About Christmas TV History

Monday, July 9, 2018

Christmas in July 2018: Ed South

Christmas in July 2018: Ed South - host of What's Your Favorite Movie podcast available on iTunes, Spreaker and Soundcloud.  @edsouth on Twitter

1) Name your favorite Henson's Muppet Christmas program and why.

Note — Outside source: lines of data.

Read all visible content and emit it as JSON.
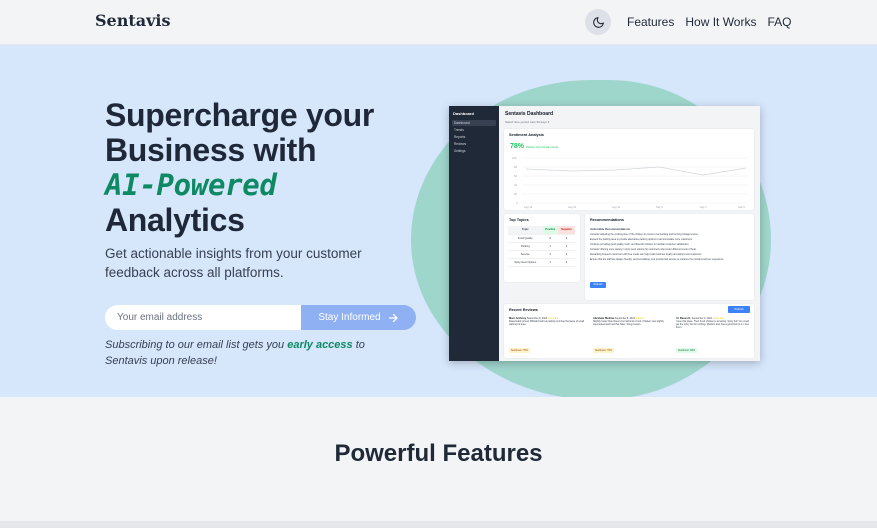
{
  "brand": "Sentavis",
  "nav": {
    "links": [
      "Features",
      "How It Works",
      "FAQ"
    ],
    "theme_icon": "moon-icon"
  },
  "hero": {
    "headline_1": "Supercharge your",
    "headline_2": "Business with",
    "headline_ai": "AI-Powered",
    "headline_3": "Analytics",
    "subtitle": "Get actionable insights from your customer feedback across all platforms.",
    "email_placeholder": "Your email address",
    "button_label": "Stay Informed",
    "note_before": "Subscribing to our email list gets you ",
    "note_highlight": "early access",
    "note_after": " to Sentavis upon release!"
  },
  "dashboard": {
    "sidebar_title": "Dashboard",
    "sidebar_items": [
      "Dashboard",
      "Trends",
      "Reports",
      "Reviews",
      "Settings"
    ],
    "title": "Sentavis Dashboard",
    "filter": "Select time period   Last 30 days ▾",
    "sentiment_title": "Sentiment Analysis",
    "sentiment_pct": "78%",
    "sentiment_label": "Positive over the last period",
    "x_ticks": [
      "Aug 18",
      "Aug 21",
      "Aug 31",
      "Sep 3",
      "Sep 7",
      "Sep 9"
    ],
    "y_ticks": [
      "100",
      "80",
      "60",
      "40",
      "20",
      "0"
    ],
    "topics_title": "Top Topics",
    "topics_headers": [
      "Topic",
      "Positive",
      "Negative"
    ],
    "topics_rows": [
      [
        "Food Quality",
        "8",
        "2"
      ],
      [
        "Parking",
        "1",
        "1"
      ],
      [
        "Service",
        "4",
        "3"
      ],
      [
        "Spicy level Options",
        "1",
        "4"
      ]
    ],
    "rec_title": "Recommendations",
    "rec_subtitle": "Actionable Recommendations",
    "rec_items": [
      "Consider adjusting the cooking time of the chicken to prevent overcooking and burning cottage texture.",
      "Expand the parking area to provide alternative parking options to accommodate more customers.",
      "Continue providing good quality, fresh, and flavorful chicken to maintain customer satisfaction.",
      "Consider offering more variety in spicy level options for customers who prefer different levels of heat.",
      "Rewarding frequent customers with free meals can help build customer loyalty and attract new customers.",
      "Ensure that the staff are always friendly, accommodating, and provide fast service to enhance the overall customer experience."
    ],
    "rec_button": "Refresh",
    "reviews_title": "Recent Reviews",
    "reviews_button": "Refresh",
    "reviews": [
      {
        "name": "Marc Anthony",
        "date": "September 8, 2024",
        "text": "Reasonably priced. BIGGE food but parking is limited because of small parking lot area.",
        "tag": "Sentiment: 75%"
      },
      {
        "name": "Abraham Medina",
        "date": "September 8, 2024",
        "text": "Slightly better than Dave's but still kind of mid. Chicken was slightly overcooked and had that bitter, stingy texture.",
        "tag": "Sentiment: 70%"
      },
      {
        "name": "Yo Daven K.",
        "date": "September 2, 2024",
        "text": "I love this place. Their fresh chicken is amazing. Spicy hot! You could get the spicy but for nothing. Medium also has a good kick to it. I love them.",
        "tag": "Sentiment: 94%"
      }
    ]
  },
  "features_title": "Powerful Features"
}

As a life long, die-hard Muppets fan it's hard to pick just one favorite Christmas production. The Christmas Carol movie is magnificent, Muppet Family Christmas is the Avengers of Muppet universes colliding and I've seen Emmet Otter more times than I could possibly remember. But I'll have to cast my vote for Christmas Eve on Sesame Street which I generally consider one of the finest hours of television ever produced. As a kid, I really liked how the special differentiated itself from the regular Sesame Street episodes by not cutting away to educational segments and just sticking to the events of Sesame Street residents on December 24. I also found the entire Cookie Monster storyline to be absolutely hilarious. As an adult, I still laugh at Cookie Monster and love Grover and Kermit's attempts to find out how Santa gets into our homes. I'm also a big fan of singing in sign language, which this special is in no short supply of!

2) Which decade produced the bulk of your favorite Christmas entertainment?

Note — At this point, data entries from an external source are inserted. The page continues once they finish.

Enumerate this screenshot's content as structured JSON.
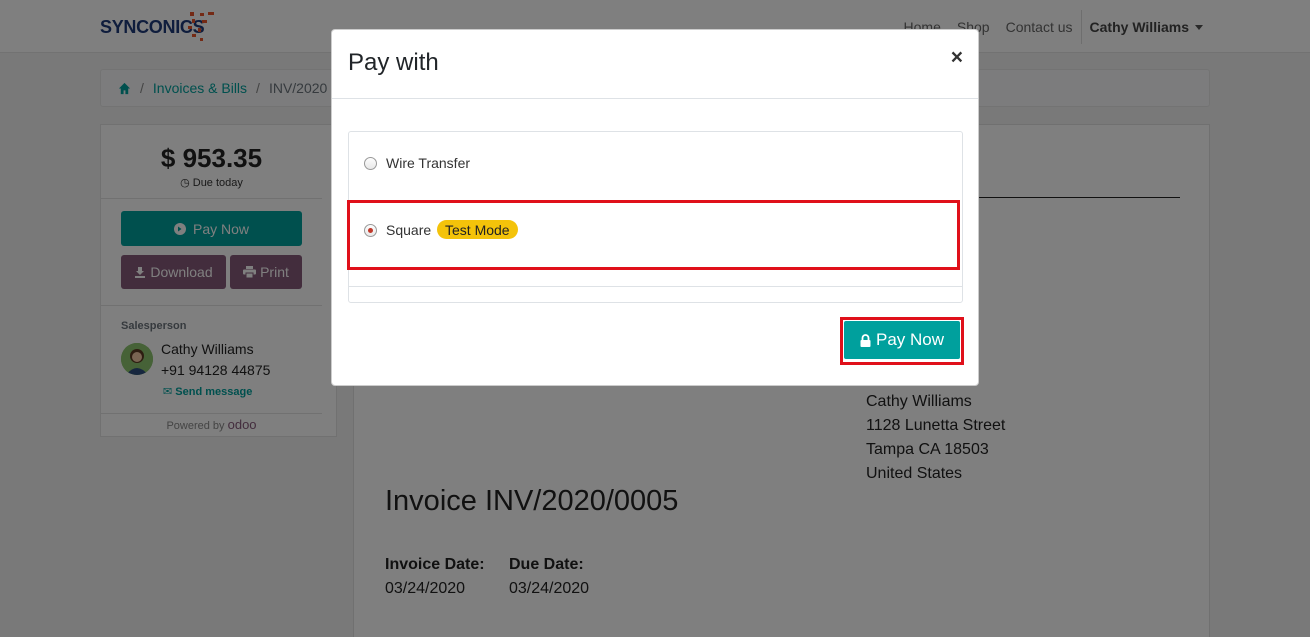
{
  "brand": {
    "logo_text": "SYNCONICS"
  },
  "nav": {
    "links": [
      "Home",
      "Shop",
      "Contact us"
    ],
    "user": "Cathy Williams"
  },
  "breadcrumb": {
    "items": [
      "Invoices & Bills",
      "INV/2020"
    ]
  },
  "sidebar": {
    "amount": "$ 953.35",
    "due": "Due today",
    "pay_now": "Pay Now",
    "download": "Download",
    "print": "Print",
    "salesperson_label": "Salesperson",
    "salesperson_name": "Cathy Williams",
    "salesperson_phone": "+91 94128 44875",
    "send_message": "Send message",
    "powered_by": "Powered by",
    "powered_brand": "odoo"
  },
  "document": {
    "address": [
      "Cathy Williams",
      "1128 Lunetta Street",
      "Tampa CA 18503",
      "United States"
    ],
    "title": "Invoice INV/2020/0005",
    "invoice_date_label": "Invoice Date:",
    "invoice_date": "03/24/2020",
    "due_date_label": "Due Date:",
    "due_date": "03/24/2020"
  },
  "modal": {
    "title": "Pay with",
    "close": "×",
    "options": [
      {
        "label": "Wire Transfer",
        "selected": false
      },
      {
        "label": "Square",
        "selected": true,
        "badge": "Test Mode"
      }
    ],
    "pay_button": "Pay Now"
  },
  "colors": {
    "accent": "#00a09d",
    "purple": "#875a7b",
    "highlight": "#e0101a",
    "badge": "#f4c30a"
  }
}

I can't narrow down one decade that produced the bulk of my Christmas faves. Watching the celebration of the holiday evolve over the years is one of the joys of watching so much Christmas entertainment. From the post-war cheer of movies from the 40's, the tacky television studio variety specials of the 70's and the mass produced animated specials of the 80's - there's just something special about each decade's contribution to holiday entertainment.

from Mickey's Christmas Carol

3) Imagine the entertainment behind your ideal Christmas Eve dinner. Name the appetizer, entré, and dessert.

For an appetizer: the 1964 "Christmas Flintstone" episode of The Flintstones
The main course is 1989's Ernest Saves Christmas
and dessert would be Mickey's Christmas Carol from 1982.

4) What Christmas episode, special or movie doesn't exist--that you wish did? Feel free to get creative.

I'm a huge fan of the Police Academy film series (1984-1989) and have always wished they would have done a Christmas installment.  Of course, at least one of the Police Academy gang would have went undercover as a Santa for one reason or another and there would be the obligatory chase scene at the end, this time involving a runaway sled and probably a herd of reindeer.


5) If one Christmas movie, special or episode was to be selected for a time capsule to opened in 1,000 years, which title do you think should be included?

My contribution to this time capsule would be the 1978 television special Christmas at Walt Disney World which is not only another great example of 70's variety style television specials but the show also captures the Florida resort decked out in its holiday finest during its earliest years. This special features Phyllis Diller, the great Avery Schreiber and the mime team Shields & Yarnell - all of whom also belong in a time capsule themselves.


  1. When Elmo was introduced on "Sesame Street", he got all the segments that Grover used to have - another reason to dislike the "Tickle Me / Hug Me / Shake Me" red puppet. Thanks for showing Grover some love Ed.

    Christmas At Walt Disney World (1978):

  2. Enjoyed reading your post, Ed! Loved your statement, "Watching the celebration of the holiday evolve over the years is one of the joys of watching so much Christmas entertainment." That is so true... it is pure joy!

    Merry Christmas in July!!! Net

  3. Great references, Ed. If we have "Ernest Saves Christmas" I don't know why we don't have a Police Academy one. C'mon Hollywood! My secret wish is that some producer is following along, reading all these great suggestions! Fingers crossed.

  4. Awesome, Ed! Gotta love Christmas at Walt Disney World.